The task. An exact, complete copy of the entries that follow is needed.

*** Opening Exercise input ***

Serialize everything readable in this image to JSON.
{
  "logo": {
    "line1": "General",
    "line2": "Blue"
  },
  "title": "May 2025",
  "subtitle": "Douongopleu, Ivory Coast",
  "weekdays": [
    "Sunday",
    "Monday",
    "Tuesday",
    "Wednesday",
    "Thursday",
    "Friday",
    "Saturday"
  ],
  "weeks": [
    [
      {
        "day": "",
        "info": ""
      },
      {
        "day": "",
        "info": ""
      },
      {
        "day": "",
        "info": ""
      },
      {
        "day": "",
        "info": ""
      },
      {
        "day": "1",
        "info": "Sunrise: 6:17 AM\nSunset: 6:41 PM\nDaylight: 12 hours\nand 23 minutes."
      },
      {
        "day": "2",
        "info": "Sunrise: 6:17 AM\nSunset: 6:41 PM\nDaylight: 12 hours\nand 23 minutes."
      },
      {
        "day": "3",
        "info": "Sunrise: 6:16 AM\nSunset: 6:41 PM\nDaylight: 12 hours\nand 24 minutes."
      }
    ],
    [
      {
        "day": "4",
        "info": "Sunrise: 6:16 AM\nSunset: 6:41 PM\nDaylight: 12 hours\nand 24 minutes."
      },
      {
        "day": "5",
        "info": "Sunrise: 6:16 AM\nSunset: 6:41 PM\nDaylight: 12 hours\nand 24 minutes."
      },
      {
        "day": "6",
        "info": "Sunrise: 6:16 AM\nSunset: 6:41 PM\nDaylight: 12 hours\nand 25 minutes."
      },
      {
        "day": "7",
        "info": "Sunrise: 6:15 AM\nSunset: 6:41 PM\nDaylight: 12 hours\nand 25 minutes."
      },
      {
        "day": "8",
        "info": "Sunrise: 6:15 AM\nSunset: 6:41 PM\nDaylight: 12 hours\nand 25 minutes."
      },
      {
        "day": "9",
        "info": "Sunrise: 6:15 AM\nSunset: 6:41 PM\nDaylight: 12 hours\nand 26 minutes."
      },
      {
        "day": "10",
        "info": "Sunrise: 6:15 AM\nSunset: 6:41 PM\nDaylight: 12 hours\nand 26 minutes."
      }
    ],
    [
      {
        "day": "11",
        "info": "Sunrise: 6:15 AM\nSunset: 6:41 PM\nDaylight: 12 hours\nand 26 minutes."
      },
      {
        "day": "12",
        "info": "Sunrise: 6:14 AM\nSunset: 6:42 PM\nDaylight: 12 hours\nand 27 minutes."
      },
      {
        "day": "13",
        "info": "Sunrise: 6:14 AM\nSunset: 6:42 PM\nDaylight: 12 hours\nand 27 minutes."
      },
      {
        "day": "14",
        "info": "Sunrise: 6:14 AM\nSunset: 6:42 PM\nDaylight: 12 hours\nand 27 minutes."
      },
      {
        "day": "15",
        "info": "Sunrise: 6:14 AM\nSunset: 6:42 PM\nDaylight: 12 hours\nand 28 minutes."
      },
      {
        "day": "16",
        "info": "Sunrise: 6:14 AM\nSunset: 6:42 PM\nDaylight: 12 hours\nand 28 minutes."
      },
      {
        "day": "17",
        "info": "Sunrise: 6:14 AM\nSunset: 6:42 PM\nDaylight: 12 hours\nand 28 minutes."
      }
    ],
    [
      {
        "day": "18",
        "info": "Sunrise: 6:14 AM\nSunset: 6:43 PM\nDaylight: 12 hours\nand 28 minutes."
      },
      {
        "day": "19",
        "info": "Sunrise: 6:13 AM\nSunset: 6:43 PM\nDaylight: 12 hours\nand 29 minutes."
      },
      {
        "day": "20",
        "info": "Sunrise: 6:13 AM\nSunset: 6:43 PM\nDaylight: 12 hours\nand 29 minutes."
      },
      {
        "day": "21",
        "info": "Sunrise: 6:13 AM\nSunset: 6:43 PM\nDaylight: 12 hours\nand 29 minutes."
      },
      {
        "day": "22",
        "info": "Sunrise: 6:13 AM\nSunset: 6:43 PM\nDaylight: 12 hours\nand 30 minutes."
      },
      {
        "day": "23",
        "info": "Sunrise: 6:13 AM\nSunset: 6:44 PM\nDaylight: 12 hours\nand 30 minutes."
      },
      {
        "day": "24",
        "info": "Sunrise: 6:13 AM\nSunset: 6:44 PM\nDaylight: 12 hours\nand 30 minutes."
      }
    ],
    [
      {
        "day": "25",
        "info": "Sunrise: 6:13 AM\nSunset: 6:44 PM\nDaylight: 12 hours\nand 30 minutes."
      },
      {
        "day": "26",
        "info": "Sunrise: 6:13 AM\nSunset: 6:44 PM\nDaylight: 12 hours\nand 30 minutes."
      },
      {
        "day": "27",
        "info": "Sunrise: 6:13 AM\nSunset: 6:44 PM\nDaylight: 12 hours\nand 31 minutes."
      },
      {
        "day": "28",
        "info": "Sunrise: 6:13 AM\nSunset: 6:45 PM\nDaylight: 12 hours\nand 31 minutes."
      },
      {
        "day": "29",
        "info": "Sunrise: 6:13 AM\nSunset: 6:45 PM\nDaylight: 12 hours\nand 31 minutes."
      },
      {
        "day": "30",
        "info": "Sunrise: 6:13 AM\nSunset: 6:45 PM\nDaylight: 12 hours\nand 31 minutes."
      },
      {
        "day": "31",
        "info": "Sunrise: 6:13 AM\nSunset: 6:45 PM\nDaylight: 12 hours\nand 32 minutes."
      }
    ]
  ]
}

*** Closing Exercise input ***

Response for this exercise.
Serialize everything readable in this image to JSON.
{
  "logo": {
    "line1": "General",
    "line2": "Blue"
  },
  "title": "May 2025",
  "subtitle": "Douongopleu, Ivory Coast",
  "weekdays": [
    "Sunday",
    "Monday",
    "Tuesday",
    "Wednesday",
    "Thursday",
    "Friday",
    "Saturday"
  ],
  "weeks": [
    [
      {
        "day": "",
        "info": ""
      },
      {
        "day": "",
        "info": ""
      },
      {
        "day": "",
        "info": ""
      },
      {
        "day": "",
        "info": ""
      },
      {
        "day": "1",
        "info": "Sunrise: 6:17 AM\nSunset: 6:41 PM\nDaylight: 12 hours\nand 23 minutes."
      },
      {
        "day": "2",
        "info": "Sunrise: 6:17 AM\nSunset: 6:41 PM\nDaylight: 12 hours\nand 23 minutes."
      },
      {
        "day": "3",
        "info": "Sunrise: 6:16 AM\nSunset: 6:41 PM\nDaylight: 12 hours\nand 24 minutes."
      }
    ],
    [
      {
        "day": "4",
        "info": "Sunrise: 6:16 AM\nSunset: 6:41 PM\nDaylight: 12 hours\nand 24 minutes."
      },
      {
        "day": "5",
        "info": "Sunrise: 6:16 AM\nSunset: 6:41 PM\nDaylight: 12 hours\nand 24 minutes."
      },
      {
        "day": "6",
        "info": "Sunrise: 6:16 AM\nSunset: 6:41 PM\nDaylight: 12 hours\nand 25 minutes."
      },
      {
        "day": "7",
        "info": "Sunrise: 6:15 AM\nSunset: 6:41 PM\nDaylight: 12 hours\nand 25 minutes."
      },
      {
        "day": "8",
        "info": "Sunrise: 6:15 AM\nSunset: 6:41 PM\nDaylight: 12 hours\nand 25 minutes."
      },
      {
        "day": "9",
        "info": "Sunrise: 6:15 AM\nSunset: 6:41 PM\nDaylight: 12 hours\nand 26 minutes."
      },
      {
        "day": "10",
        "info": "Sunrise: 6:15 AM\nSunset: 6:41 PM\nDaylight: 12 hours\nand 26 minutes."
      }
    ],
    [
      {
        "day": "11",
        "info": "Sunrise: 6:15 AM\nSunset: 6:41 PM\nDaylight: 12 hours\nand 26 minutes."
      },
      {
        "day": "12",
        "info": "Sunrise: 6:14 AM\nSunset: 6:42 PM\nDaylight: 12 hours\nand 27 minutes."
      },
      {
        "day": "13",
        "info": "Sunrise: 6:14 AM\nSunset: 6:42 PM\nDaylight: 12 hours\nand 27 minutes."
      },
      {
        "day": "14",
        "info": "Sunrise: 6:14 AM\nSunset: 6:42 PM\nDaylight: 12 hours\nand 27 minutes."
      },
      {
        "day": "15",
        "info": "Sunrise: 6:14 AM\nSunset: 6:42 PM\nDaylight: 12 hours\nand 28 minutes."
      },
      {
        "day": "16",
        "info": "Sunrise: 6:14 AM\nSunset: 6:42 PM\nDaylight: 12 hours\nand 28 minutes."
      },
      {
        "day": "17",
        "info": "Sunrise: 6:14 AM\nSunset: 6:42 PM\nDaylight: 12 hours\nand 28 minutes."
      }
    ],
    [
      {
        "day": "18",
        "info": "Sunrise: 6:14 AM\nSunset: 6:43 PM\nDaylight: 12 hours\nand 28 minutes."
      },
      {
        "day": "19",
        "info": "Sunrise: 6:13 AM\nSunset: 6:43 PM\nDaylight: 12 hours\nand 29 minutes."
      },
      {
        "day": "20",
        "info": "Sunrise: 6:13 AM\nSunset: 6:43 PM\nDaylight: 12 hours\nand 29 minutes."
      },
      {
        "day": "21",
        "info": "Sunrise: 6:13 AM\nSunset: 6:43 PM\nDaylight: 12 hours\nand 29 minutes."
      },
      {
        "day": "22",
        "info": "Sunrise: 6:13 AM\nSunset: 6:43 PM\nDaylight: 12 hours\nand 30 minutes."
      },
      {
        "day": "23",
        "info": "Sunrise: 6:13 AM\nSunset: 6:44 PM\nDaylight: 12 hours\nand 30 minutes."
      },
      {
        "day": "24",
        "info": "Sunrise: 6:13 AM\nSunset: 6:44 PM\nDaylight: 12 hours\nand 30 minutes."
      }
    ],
    [
      {
        "day": "25",
        "info": "Sunrise: 6:13 AM\nSunset: 6:44 PM\nDaylight: 12 hours\nand 30 minutes."
      },
      {
        "day": "26",
        "info": "Sunrise: 6:13 AM\nSunset: 6:44 PM\nDaylight: 12 hours\nand 30 minutes."
      },
      {
        "day": "27",
        "info": "Sunrise: 6:13 AM\nSunset: 6:44 PM\nDaylight: 12 hours\nand 31 minutes."
      },
      {
        "day": "28",
        "info": "Sunrise: 6:13 AM\nSunset: 6:45 PM\nDaylight: 12 hours\nand 31 minutes."
      },
      {
        "day": "29",
        "info": "Sunrise: 6:13 AM\nSunset: 6:45 PM\nDaylight: 12 hours\nand 31 minutes."
      },
      {
        "day": "30",
        "info": "Sunrise: 6:13 AM\nSunset: 6:45 PM\nDaylight: 12 hours\nand 31 minutes."
      },
      {
        "day": "31",
        "info": "Sunrise: 6:13 AM\nSunset: 6:45 PM\nDaylight: 12 hours\nand 32 minutes."
      }
    ]
  ]
}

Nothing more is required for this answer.